Needless to say, he was impressed!
There’s an old saying in golf – “Drive for
show, putt for dough.” Crushing a drive off of the tee is impressive but to be
a great golfer it comes down to play around the green, particularly putting.
That’s so because putting accounts for approximately 40%-50% of a golfer’s
score. For example, a par four hole may be anywhere from 400-475 yards. A good
golfer will reach the green in two shots then most likely take two more strokes
to putt the ball 20-30 feet into the hole.
Persuasion is a lot like putting. It doesn’t
seem like something that should take too much time or practice because it
usually comes at the end of a long process. However, when viewed as critical as
putting, it deserves a tremendous amount of time and attention.
Daniel Pink, author of To Sell is Human, cited a study where more than 7,000
businesspeople were asked how much of their time was spent in non-sales selling
(i.e., persuading). The answer was 40%! That’s right, apart from selling,
businesspeople estimate they spend 40% of their time, or 3.2 hours a day,
trying to persuade other people to do things.
If you spent 40% of your day (or more for
salespeople and leaders) engaged in a particular activity wouldn’t it make
sense to devote time and effort to improving in that area? Of course it would!
Great golfers spend an inordinate amount of
time on the putting green because tournaments are usually won and lost on
crucial putts. If your job requires you to sell, work with
others or work through others, then you’re like the pro golfer. You should be
working on your putting (persuading). 
  • Leaders – Whether you’re a supervisor, manager
    or senior level executive, your success depends on the performance of your
    team. Your ability to get them to buy into your vision and execute it
    enthusiastically is vital to your success.
  • Salespeople – Success for you culminates in a
    “Yes” from prospects and current clients. Understanding how to communicate in a
    way that makes “Yes” come easier and faster will impact your income via
    commissions earned.
  • Not in sales or management – Undoubtedly you
    still need assistance and cooperation. You may need coworkers, suppliers,
    vendors or even your boss to do certain things.
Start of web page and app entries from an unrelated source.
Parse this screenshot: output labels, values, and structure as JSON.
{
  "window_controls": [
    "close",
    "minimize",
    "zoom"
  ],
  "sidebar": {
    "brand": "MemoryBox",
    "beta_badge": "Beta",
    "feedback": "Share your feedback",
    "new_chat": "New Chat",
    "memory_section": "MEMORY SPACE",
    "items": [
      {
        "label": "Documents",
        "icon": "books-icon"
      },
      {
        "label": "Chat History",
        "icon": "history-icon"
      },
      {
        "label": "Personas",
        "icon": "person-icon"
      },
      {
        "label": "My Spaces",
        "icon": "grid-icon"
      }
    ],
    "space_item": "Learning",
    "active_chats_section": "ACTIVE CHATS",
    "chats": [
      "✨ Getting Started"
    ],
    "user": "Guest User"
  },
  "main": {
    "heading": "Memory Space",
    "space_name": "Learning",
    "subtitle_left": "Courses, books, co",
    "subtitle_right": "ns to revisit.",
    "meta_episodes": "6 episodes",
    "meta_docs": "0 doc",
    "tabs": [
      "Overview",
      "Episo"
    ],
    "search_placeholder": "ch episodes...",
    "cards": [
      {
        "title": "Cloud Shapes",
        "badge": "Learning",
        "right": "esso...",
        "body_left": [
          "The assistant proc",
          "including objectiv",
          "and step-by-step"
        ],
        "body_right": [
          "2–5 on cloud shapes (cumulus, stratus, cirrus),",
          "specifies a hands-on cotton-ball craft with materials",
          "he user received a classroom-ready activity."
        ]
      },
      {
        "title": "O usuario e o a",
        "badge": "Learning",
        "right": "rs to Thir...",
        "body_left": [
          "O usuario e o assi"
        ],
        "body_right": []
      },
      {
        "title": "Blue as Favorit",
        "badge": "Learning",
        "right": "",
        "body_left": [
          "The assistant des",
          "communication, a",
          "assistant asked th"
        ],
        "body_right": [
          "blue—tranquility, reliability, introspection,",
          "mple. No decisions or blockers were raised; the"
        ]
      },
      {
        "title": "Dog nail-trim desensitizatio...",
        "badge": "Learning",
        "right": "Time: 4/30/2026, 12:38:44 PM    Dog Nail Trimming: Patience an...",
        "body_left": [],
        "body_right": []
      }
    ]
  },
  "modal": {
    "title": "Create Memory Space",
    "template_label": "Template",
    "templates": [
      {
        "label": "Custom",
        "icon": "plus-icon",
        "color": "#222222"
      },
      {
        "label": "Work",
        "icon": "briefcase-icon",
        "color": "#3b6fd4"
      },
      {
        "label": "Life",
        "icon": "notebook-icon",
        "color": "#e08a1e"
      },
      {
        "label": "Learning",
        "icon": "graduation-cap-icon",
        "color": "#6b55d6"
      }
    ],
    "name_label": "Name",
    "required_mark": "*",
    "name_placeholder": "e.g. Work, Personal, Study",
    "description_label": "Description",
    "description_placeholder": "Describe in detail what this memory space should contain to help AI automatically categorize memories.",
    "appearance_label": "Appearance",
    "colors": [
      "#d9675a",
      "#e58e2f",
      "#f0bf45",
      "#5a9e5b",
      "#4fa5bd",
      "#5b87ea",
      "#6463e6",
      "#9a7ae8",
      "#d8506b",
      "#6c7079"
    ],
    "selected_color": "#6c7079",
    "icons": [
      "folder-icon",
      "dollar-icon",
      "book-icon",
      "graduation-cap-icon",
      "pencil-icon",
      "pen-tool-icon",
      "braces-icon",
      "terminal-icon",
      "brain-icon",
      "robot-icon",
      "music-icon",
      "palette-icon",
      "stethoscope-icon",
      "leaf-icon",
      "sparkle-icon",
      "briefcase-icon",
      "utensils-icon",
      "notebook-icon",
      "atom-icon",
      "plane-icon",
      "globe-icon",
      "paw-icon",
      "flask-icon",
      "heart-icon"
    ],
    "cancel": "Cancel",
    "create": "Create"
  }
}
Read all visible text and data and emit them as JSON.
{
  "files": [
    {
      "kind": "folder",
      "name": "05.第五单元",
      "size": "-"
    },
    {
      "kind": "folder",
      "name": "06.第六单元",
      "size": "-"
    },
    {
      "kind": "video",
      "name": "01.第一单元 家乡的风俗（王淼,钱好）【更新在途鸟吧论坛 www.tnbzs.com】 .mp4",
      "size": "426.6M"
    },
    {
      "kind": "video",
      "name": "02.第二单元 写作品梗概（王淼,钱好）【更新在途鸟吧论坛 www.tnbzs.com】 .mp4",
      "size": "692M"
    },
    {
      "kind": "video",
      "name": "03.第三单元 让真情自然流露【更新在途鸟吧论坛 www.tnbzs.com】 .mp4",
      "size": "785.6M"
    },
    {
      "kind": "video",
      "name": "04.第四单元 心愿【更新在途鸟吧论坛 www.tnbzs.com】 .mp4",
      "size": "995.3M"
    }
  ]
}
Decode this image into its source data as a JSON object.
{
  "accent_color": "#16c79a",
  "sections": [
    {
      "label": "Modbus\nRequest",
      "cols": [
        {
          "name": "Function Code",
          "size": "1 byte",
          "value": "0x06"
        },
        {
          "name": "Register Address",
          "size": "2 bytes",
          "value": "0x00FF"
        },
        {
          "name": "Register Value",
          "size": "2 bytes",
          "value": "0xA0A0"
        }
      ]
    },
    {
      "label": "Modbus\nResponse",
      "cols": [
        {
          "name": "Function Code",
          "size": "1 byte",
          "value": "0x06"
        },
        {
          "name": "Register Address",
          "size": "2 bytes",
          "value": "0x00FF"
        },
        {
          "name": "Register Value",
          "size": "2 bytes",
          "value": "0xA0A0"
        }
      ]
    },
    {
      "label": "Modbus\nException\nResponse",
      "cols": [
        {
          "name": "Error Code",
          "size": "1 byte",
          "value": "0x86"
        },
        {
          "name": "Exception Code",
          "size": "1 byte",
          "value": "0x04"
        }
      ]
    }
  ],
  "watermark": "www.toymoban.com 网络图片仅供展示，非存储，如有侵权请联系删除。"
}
Knowing how to ethically
    influence these groups can make your days much, much easier.
  • At home – Life is much nicer and pleasant at
    home when your spouse, roommates, children and neighbors more willingly go
    along with what you propose. 

Whether you’re looking for professional
success or personal happiness, I believe understanding how to ethically
persuade others will go a long way – longer than any drive off the tee – to
help you achieve that success and happiness.
Drive for show but persuade for dough!
Brian Ahearn, CMCT® 
Chief Influence Officer
Helping You Learn to Hear “Yes”.